“Patients, health care providers and the industry need the FDA to provide Internet and social media guidance as soon as possible,” said John Kamp, executive director of the Coalition for Healthcare Communication (CHC). “Good research is always valuable, but guidance is what is needed right now.”
Accordingly, the comments state, “The [Advertising] Coalition encourages the FDA in the strongest possible terms to proceed with the issuance of draft guidance even as the proposed consumer surveys are undertaken.”
The comments also note that because online media are volatile, what the FDA learns about consumer preferences or comprehension today might no longer apply in the near future, that a lack of guidance may be stifling DTC outreach and that the FDA should address the permissibility of hyperlinks to provide risk information in the forthcoming draft guidance.
The Advertising Coalition represents U.S. advertisers, ad agencies, media and media-related companies engaged in the development and dissemination of DTC prescription drug advertising. The CHC participates in The Advertising Coalition through the American Association of Advertising Agencies (4As).
Industry Needs Guidance Now
The Advertising Coalition’s comments state that although the FDA may seek additional evidence to support its guidance, the agency already has enough information to develop new media guidance. Further, the Coalition asserts that the results of these FDA studies will represent only a snapshot of consumer input in an ever-changing online environment.
“Certainty is an elusive goal, particularly when it comes to studying the effects of particular executional techniques in dynamic new media that are evolving rapidly in real time,” according to The Advertising Coalition. If the agency issues guidance now, “there is surely no legal impediment to the agency’s modification of the draft guidance at a later date,” the comments state.
“The uptake of the new media by patients, caregivers and professionals is simply astounding,” added Kamp. “Industry must participate to ensure that quality information is available. FDA guidance would reduce regulatory risk and support wider industry participation,” he said.
In the wake of ongoing delays from the FDA regarding this guidance, DTC advertisers are left tracking ad hoc agency enforcement actions – Notices of Violation and Warning Letters – to determine what is and is not permissible DTC Internet promotion, a situation that can hinder the positive benefits of DTC promotion.

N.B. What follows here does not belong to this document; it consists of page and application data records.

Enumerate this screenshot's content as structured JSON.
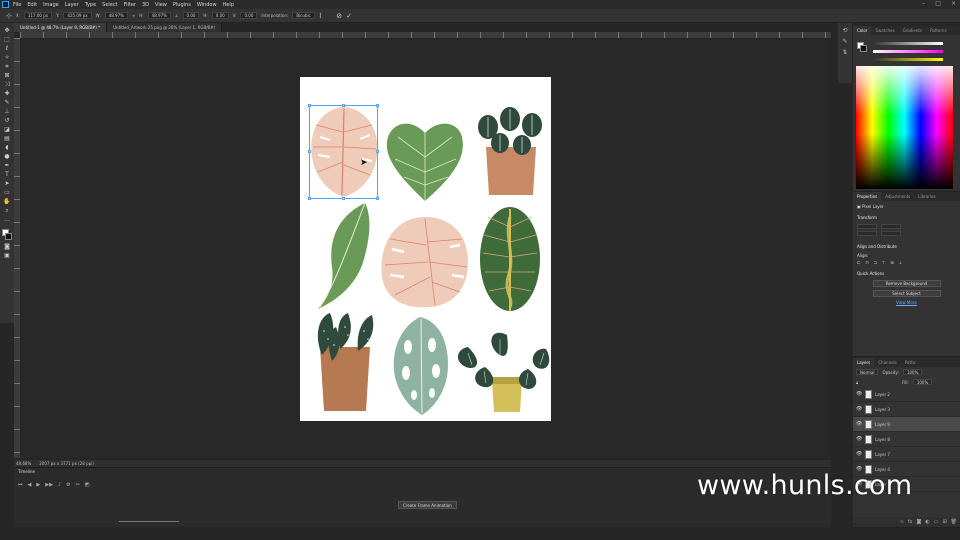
{
  "menubar": {
    "items": [
      "File",
      "Edit",
      "Image",
      "Layer",
      "Type",
      "Select",
      "Filter",
      "3D",
      "View",
      "Plugins",
      "Window",
      "Help"
    ]
  },
  "options": {
    "x": "117.00 px",
    "y": "425.09 px",
    "w": "48.97%",
    "h": "48.97%",
    "angle": "0.00",
    "h_skew": "0.00",
    "v_skew": "0.00",
    "interpolation_label": "Interpolation:",
    "interpolation_value": "Bicubic"
  },
  "tabs": [
    {
      "label": "Untitled-1 @ 48.7% (Layer 9, RGB/8#) *",
      "active": true
    },
    {
      "label": "Untitled_Artwork 25.png @ 26% (Layer 1, RGB/8#)",
      "active": false
    }
  ],
  "status": {
    "zoom": "48.68%",
    "doc_size": "2007 px x 3771 px (28 ppi)"
  },
  "timeline": {
    "title": "Timeline",
    "create_frame": "Create Frame Animation"
  },
  "color_panel": {
    "tabs": [
      "Color",
      "Swatches",
      "Gradients",
      "Patterns"
    ],
    "colors": {
      "fg": "#ffffff",
      "bg": "#111111"
    }
  },
  "properties": {
    "tabs": [
      "Properties",
      "Adjustments",
      "Libraries"
    ],
    "layer_kind": "Pixel Layer",
    "transform_title": "Transform",
    "align_title": "Align and Distribute",
    "align_label": "Align:",
    "quick_actions_title": "Quick Actions",
    "remove_bg": "Remove Background",
    "select_subject": "Select Subject",
    "view_more": "View More"
  },
  "layers": {
    "tabs": [
      "Layers",
      "Channels",
      "Paths"
    ],
    "blend_mode": "Normal",
    "opacity_label": "Opacity:",
    "opacity": "100%",
    "fill_label": "Fill:",
    "fill": "100%",
    "rows": [
      {
        "name": "Layer 2",
        "selected": false
      },
      {
        "name": "Layer 3",
        "selected": false
      },
      {
        "name": "Layer 9",
        "selected": true
      },
      {
        "name": "Layer 8",
        "selected": false
      },
      {
        "name": "Layer 7",
        "selected": false
      },
      {
        "name": "Layer 4",
        "selected": false
      },
      {
        "name": "Layer 1",
        "selected": false
      }
    ]
  },
  "artwork": {
    "colors": {
      "pink": "#efcbb9",
      "pink_vein": "#d9826a",
      "green": "#6a9a58",
      "dark_green": "#3f6b3a",
      "teal": "#8fb3a3",
      "terracotta": "#c78a64",
      "mustard": "#d4c05a",
      "dark": "#2f4a3c"
    }
  },
  "watermark": "www.hunls.com"
}
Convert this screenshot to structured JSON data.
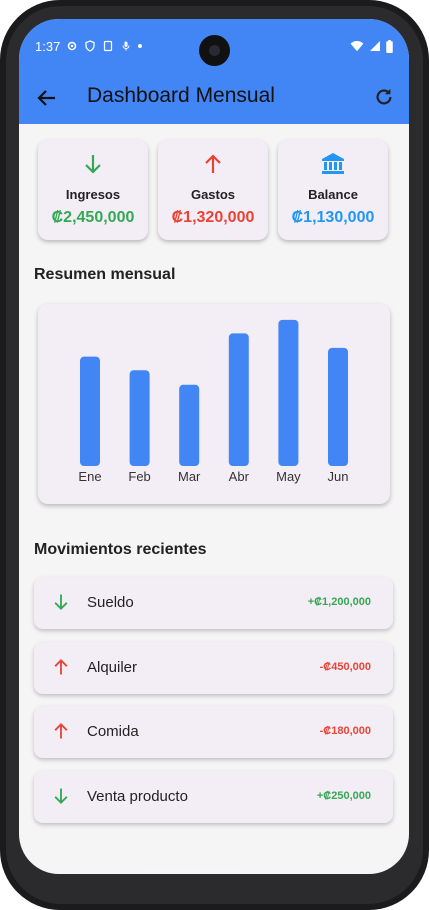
{
  "status_bar": {
    "time": "1:37"
  },
  "app_bar": {
    "title": "Dashboard Mensual"
  },
  "summary": [
    {
      "label": "Ingresos",
      "amount": "₡2,450,000",
      "color": "#34a853",
      "icon": "arrow-down-icon"
    },
    {
      "label": "Gastos",
      "amount": "₡1,320,000",
      "color": "#ea4335",
      "icon": "arrow-up-icon"
    },
    {
      "label": "Balance",
      "amount": "₡1,130,000",
      "color": "#2196f3",
      "icon": "bank-icon"
    }
  ],
  "chart_section_title": "Resumen mensual",
  "chart_data": {
    "type": "bar",
    "categories": [
      "Ene",
      "Feb",
      "Mar",
      "Abr",
      "May",
      "Jun"
    ],
    "values": [
      113,
      99,
      84,
      137,
      151,
      122
    ],
    "ylim": [
      0,
      155
    ],
    "color": "#4285f4",
    "title": "",
    "xlabel": "",
    "ylabel": ""
  },
  "movements_title": "Movimientos recientes",
  "movements": [
    {
      "label": "Sueldo",
      "amount": "+₡1,200,000",
      "type": "income",
      "icon": "arrow-down-icon"
    },
    {
      "label": "Alquiler",
      "amount": "-₡450,000",
      "type": "expense",
      "icon": "arrow-up-icon"
    },
    {
      "label": "Comida",
      "amount": "-₡180,000",
      "type": "expense",
      "icon": "arrow-up-icon"
    },
    {
      "label": "Venta producto",
      "amount": "+₡250,000",
      "type": "income",
      "icon": "arrow-down-icon"
    }
  ],
  "colors": {
    "income": "#34a853",
    "expense": "#ea4335",
    "accent": "#4285f4"
  }
}
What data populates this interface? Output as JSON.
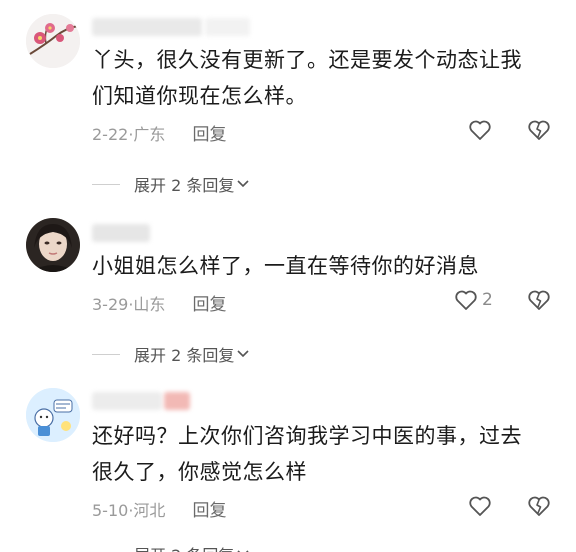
{
  "comments": [
    {
      "text_line1": "丫头，很久没有更新了。还是要发个动态让我",
      "text_line2": "们知道你现在怎么样。",
      "date": "2-22",
      "location": "广东",
      "reply_label": "回复",
      "like_count": "",
      "expand_label": "展开 2 条回复"
    },
    {
      "text_line1": "小姐姐怎么样了，一直在等待你的好消息",
      "text_line2": "",
      "date": "3-29",
      "location": "山东",
      "reply_label": "回复",
      "like_count": "2",
      "expand_label": "展开 2 条回复"
    },
    {
      "text_line1": "还好吗？上次你们咨询我学习中医的事，过去",
      "text_line2": "很久了，你感觉怎么样",
      "date": "5-10",
      "location": "河北",
      "reply_label": "回复",
      "like_count": "",
      "expand_label": "展开 2 条回复"
    }
  ],
  "separator": "·",
  "icons": {
    "like": "heart-outline-icon",
    "dislike": "broken-heart-icon",
    "expand": "chevron-down-icon"
  },
  "colors": {
    "text": "#1b1b1b",
    "meta": "#9a9a9a",
    "icon": "#555555"
  }
}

“While regulation through enforcement may have in terrorem effects that FDA perceives as beneficial, this approach has a correspondingly serious, chilling effect on protected speech, such as DTC communications, that FDA has acknowledged may be of high public health value,” the comments state.
Fair Balance Should Be Determined by ‘Net Impression’
The Advertising Coalition also objects to the FDA’s current enforcement position that hyperlinks are not an appropriate mechanism to provide risk information in online DTC marketing. Arnold I. Friede, Arnold I. Friede & Associates, who authored The Advertising Coalition’s comments, previously told CHC that the FDA’s “categorical rejection” of the use of hyperlinks to provide risk information is “inconsistent with the approach FDA has taken in other analogous contexts.”
Quoting a 2009 FDA guidance, the Coalition’s comments state that the FDA at that time acknowledged the need for contextualizing both risk and benefit information. “This proposition that risk communication be evaluated based on overall ‘net impression’ and what ‘the piece as a whole conveys’ is congruent with the notion that conspicuously hyperlinked risk information, depending on context, is as much part and parcel of an advertising execution as any information that appears on the face of the promotional piece itself,” according to the comments.
The comments also reference a U.S. Supreme Court case (Kordel v. United States) discussion which states that depending on context, one piece of information can accompany another and be deemed labeling without physical attachment between the two.
Additionally, The Advertising Coalition points out in its comments that the FDA should take into account the limitations of using traditional research techniques to better understand multi-faceted and fast-changing media. By the time the research results are available, the comments state, “it is virtually certain that the media being studied will have changed in ways not envisioned in the research.”